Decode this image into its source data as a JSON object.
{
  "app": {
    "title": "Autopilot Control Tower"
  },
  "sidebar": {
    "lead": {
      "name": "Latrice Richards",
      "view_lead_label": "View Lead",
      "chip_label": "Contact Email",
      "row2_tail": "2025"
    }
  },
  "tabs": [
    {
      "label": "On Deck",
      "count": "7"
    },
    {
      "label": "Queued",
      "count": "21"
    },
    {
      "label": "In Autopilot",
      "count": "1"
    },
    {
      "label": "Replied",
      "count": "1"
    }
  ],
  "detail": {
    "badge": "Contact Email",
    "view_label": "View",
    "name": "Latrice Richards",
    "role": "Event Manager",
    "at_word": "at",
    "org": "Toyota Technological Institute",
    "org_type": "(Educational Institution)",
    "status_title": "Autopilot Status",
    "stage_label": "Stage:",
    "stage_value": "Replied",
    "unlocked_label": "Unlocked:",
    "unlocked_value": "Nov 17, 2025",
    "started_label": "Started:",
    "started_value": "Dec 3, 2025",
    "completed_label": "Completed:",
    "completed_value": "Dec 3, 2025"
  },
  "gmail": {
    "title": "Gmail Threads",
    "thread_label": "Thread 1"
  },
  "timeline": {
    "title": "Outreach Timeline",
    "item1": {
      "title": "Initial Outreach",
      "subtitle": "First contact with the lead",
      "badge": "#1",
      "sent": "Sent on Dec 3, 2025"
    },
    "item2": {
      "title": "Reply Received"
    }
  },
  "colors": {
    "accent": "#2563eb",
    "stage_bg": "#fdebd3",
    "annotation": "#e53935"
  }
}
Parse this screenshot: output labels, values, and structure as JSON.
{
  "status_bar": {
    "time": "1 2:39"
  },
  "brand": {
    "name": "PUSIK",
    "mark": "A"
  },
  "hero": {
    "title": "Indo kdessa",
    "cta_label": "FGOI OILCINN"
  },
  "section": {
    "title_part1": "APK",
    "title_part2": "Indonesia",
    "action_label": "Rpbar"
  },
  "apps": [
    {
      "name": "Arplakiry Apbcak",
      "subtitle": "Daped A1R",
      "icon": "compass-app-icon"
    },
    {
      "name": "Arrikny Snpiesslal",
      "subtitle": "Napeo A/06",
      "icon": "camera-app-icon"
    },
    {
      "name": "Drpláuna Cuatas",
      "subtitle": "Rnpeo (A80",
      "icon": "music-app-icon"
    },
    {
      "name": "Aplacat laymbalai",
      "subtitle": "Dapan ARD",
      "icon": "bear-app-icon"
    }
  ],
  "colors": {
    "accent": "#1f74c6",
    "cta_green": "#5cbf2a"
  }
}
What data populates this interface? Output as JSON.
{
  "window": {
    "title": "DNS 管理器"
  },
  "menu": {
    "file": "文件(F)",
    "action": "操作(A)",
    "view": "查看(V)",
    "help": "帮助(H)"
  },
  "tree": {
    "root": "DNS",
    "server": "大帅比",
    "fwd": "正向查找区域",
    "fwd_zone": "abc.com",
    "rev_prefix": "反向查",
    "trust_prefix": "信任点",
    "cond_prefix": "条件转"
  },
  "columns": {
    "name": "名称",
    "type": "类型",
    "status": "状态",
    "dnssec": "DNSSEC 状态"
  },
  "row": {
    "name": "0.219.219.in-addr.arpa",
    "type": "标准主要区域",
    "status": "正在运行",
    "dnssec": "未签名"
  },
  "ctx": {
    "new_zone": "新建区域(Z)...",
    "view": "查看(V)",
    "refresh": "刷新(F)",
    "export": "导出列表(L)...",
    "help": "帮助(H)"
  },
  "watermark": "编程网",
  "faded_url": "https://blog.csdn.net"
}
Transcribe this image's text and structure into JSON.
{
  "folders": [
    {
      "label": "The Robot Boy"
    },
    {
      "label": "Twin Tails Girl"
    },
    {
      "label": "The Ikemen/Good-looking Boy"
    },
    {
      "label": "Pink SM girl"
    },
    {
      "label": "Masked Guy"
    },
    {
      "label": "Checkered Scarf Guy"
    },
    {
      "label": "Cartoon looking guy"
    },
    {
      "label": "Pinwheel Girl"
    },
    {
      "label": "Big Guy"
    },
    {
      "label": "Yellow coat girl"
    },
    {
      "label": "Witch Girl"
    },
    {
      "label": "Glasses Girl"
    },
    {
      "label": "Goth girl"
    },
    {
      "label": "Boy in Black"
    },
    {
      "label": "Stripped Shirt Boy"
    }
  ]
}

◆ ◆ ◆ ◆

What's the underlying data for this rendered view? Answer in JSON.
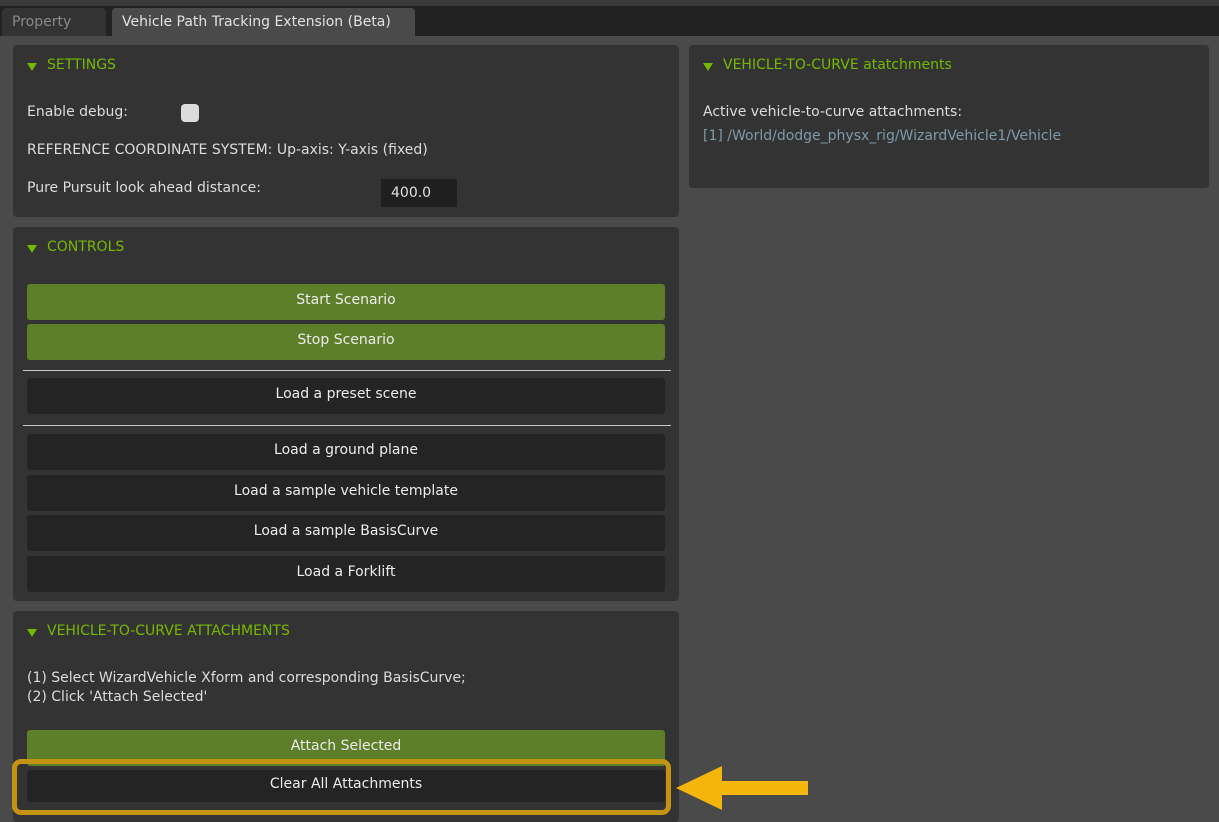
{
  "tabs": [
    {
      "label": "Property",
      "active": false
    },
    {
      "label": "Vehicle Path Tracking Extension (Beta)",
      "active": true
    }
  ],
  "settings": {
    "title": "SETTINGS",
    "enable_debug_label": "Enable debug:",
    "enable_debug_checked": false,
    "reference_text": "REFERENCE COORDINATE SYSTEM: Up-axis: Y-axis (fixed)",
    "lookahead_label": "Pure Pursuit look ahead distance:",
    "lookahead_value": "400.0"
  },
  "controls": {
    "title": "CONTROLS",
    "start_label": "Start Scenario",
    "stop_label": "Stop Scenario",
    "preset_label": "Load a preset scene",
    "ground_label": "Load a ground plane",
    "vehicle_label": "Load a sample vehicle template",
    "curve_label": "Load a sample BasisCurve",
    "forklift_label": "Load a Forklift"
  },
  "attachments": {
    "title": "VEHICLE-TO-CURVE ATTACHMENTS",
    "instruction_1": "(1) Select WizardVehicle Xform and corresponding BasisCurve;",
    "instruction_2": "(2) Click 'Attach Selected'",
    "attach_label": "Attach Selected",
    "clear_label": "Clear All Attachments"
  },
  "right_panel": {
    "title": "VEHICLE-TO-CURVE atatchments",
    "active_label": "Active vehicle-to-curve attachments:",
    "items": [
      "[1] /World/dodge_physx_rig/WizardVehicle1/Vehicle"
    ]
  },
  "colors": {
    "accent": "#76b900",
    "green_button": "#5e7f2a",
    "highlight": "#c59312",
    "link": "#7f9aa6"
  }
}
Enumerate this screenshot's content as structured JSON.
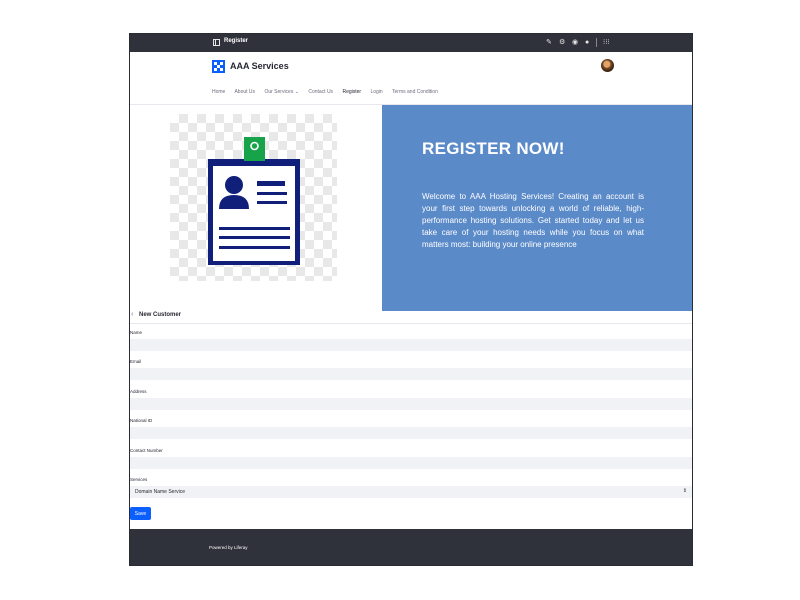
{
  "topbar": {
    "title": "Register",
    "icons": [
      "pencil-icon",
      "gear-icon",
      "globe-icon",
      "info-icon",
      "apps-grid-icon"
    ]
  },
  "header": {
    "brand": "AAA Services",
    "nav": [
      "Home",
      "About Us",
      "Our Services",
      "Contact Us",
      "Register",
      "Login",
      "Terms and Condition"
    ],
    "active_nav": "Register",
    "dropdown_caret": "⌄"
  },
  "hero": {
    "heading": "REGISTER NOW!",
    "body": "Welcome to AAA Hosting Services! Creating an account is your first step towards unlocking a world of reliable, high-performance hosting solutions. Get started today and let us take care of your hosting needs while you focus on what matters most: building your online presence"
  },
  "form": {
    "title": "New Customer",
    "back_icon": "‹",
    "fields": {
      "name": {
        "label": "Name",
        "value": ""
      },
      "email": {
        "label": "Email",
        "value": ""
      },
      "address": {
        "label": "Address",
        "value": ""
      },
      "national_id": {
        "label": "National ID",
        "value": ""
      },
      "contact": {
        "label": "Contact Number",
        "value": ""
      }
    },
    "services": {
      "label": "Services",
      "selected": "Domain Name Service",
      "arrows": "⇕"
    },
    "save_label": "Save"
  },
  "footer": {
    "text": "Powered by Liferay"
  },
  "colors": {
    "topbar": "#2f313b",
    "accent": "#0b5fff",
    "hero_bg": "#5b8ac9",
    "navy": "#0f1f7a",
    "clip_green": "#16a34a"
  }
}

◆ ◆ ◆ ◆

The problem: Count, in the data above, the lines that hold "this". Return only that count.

Response area: 6